If you are a parent of a college-aged teen, you have probably been saving for his or her higher education for years. This makes sense, as obtaining a bachelor’s degree has become almost unbelievable expensive. In fact, according to First Financial Bank, the average cost to attend a public school in the U.S. is currently more than $27,000 per year.
You probably do not have to cover these expenses on your own, fortunately. After all, the U.S. Department of Education awards loans, grants and work-study funds to millions of college-bound individuals every year. Still, you may wonder if your child can keep his or her financial aid after a drug conviction.
The old rule

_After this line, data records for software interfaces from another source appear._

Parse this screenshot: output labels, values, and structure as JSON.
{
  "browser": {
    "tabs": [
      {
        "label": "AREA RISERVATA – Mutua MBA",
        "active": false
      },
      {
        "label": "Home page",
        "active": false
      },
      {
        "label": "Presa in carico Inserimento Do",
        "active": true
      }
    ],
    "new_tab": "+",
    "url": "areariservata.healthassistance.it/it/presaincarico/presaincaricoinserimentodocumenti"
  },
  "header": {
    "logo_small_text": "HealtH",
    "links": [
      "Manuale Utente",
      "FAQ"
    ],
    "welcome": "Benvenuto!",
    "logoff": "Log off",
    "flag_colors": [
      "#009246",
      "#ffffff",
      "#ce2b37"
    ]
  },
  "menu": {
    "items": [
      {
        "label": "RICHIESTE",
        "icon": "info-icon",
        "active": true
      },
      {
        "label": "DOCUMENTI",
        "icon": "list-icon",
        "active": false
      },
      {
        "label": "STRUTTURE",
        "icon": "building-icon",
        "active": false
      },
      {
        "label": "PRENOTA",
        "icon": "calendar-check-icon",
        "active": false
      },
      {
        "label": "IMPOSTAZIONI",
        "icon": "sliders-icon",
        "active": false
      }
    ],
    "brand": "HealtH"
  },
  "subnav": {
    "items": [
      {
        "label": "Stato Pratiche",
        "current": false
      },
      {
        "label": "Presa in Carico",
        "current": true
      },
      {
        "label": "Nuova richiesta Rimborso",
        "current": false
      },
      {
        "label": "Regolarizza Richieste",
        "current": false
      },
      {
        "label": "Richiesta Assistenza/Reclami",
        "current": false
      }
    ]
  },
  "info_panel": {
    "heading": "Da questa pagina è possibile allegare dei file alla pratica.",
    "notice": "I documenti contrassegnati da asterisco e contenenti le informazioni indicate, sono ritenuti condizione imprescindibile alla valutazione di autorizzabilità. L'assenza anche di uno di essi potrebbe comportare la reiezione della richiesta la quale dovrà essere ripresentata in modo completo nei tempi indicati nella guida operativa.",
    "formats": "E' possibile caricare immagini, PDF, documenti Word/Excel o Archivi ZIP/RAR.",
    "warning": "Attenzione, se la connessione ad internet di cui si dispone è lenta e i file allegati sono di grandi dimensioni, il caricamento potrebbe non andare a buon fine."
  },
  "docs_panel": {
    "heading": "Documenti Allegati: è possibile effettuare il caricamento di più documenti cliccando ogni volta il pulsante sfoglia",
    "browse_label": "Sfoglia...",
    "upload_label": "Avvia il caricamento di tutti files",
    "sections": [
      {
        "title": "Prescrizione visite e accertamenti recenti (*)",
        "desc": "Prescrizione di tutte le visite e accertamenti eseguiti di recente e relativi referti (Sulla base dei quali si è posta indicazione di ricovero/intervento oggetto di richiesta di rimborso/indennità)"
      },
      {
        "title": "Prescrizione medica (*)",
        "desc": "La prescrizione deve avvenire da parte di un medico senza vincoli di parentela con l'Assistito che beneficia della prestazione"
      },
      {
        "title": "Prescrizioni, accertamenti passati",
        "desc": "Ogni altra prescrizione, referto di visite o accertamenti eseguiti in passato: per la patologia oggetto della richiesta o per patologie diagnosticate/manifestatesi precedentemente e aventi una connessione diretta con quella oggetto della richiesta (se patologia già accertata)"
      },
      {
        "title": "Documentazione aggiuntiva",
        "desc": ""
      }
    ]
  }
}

In the past, the DOE immediately suspended the federal financial aid of any recipient with a drug conviction. This approach made little sense, as it proved virtually worthless in deterring college-aged students from using controlled substances. Luckily, the DOE’s harsh rule is now a relic of the past.

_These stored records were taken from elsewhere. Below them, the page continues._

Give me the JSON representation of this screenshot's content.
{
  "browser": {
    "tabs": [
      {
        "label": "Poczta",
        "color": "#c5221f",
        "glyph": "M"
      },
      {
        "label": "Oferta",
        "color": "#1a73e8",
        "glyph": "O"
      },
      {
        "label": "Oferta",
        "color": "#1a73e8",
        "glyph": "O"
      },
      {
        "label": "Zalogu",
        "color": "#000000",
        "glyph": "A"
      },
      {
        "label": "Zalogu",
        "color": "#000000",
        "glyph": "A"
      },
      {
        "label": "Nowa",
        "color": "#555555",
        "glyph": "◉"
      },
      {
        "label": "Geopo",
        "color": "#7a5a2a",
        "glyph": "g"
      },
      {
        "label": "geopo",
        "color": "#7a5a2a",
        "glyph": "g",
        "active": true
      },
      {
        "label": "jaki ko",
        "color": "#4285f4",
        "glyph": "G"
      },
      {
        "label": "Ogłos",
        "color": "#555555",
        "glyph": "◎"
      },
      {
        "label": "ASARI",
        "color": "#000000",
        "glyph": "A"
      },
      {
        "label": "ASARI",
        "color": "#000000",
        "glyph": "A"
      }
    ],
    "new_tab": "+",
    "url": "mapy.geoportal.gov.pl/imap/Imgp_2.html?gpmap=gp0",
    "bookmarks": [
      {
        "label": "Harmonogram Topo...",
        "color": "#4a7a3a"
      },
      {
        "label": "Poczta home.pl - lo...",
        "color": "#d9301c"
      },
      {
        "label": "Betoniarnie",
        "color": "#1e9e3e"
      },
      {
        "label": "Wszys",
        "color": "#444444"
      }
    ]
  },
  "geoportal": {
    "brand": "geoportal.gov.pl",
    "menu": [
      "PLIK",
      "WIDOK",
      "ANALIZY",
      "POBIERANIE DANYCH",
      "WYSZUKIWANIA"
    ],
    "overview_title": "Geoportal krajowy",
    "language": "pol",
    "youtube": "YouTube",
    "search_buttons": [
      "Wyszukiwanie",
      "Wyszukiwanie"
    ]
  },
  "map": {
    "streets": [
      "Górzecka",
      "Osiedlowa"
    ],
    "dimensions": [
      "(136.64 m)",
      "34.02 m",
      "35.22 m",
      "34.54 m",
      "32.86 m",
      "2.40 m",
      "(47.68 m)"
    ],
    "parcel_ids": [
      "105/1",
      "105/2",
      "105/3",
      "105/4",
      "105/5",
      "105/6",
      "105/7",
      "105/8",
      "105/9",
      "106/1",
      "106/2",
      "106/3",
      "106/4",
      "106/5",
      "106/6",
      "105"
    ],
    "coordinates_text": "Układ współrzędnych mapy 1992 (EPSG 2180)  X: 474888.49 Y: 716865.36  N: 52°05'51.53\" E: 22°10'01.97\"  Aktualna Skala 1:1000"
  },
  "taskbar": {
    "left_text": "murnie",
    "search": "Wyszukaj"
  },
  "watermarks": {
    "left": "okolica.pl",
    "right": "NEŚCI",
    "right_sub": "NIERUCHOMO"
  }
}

A new approach
The DOE recently announced it would no longer consider drug convictions when determining eligibility for government-guaranteed financial aid. Therefore, your child is probably not at risk of losing the loans, grants and work-study funds the federal government provides.
Still some risks
While the DOE’s policy change is certainly good news, your son or daughter may still have some risks. Following a drug conviction, his or her college may implement discipline. This discipline may force your child to attend a more expensive school. The private scholarships your teen receives also may disappear.
Ultimately, to keep college as affordable as possible, it may be advisable to prepare an aggressive defense against any drug charges your son or daughter is facing.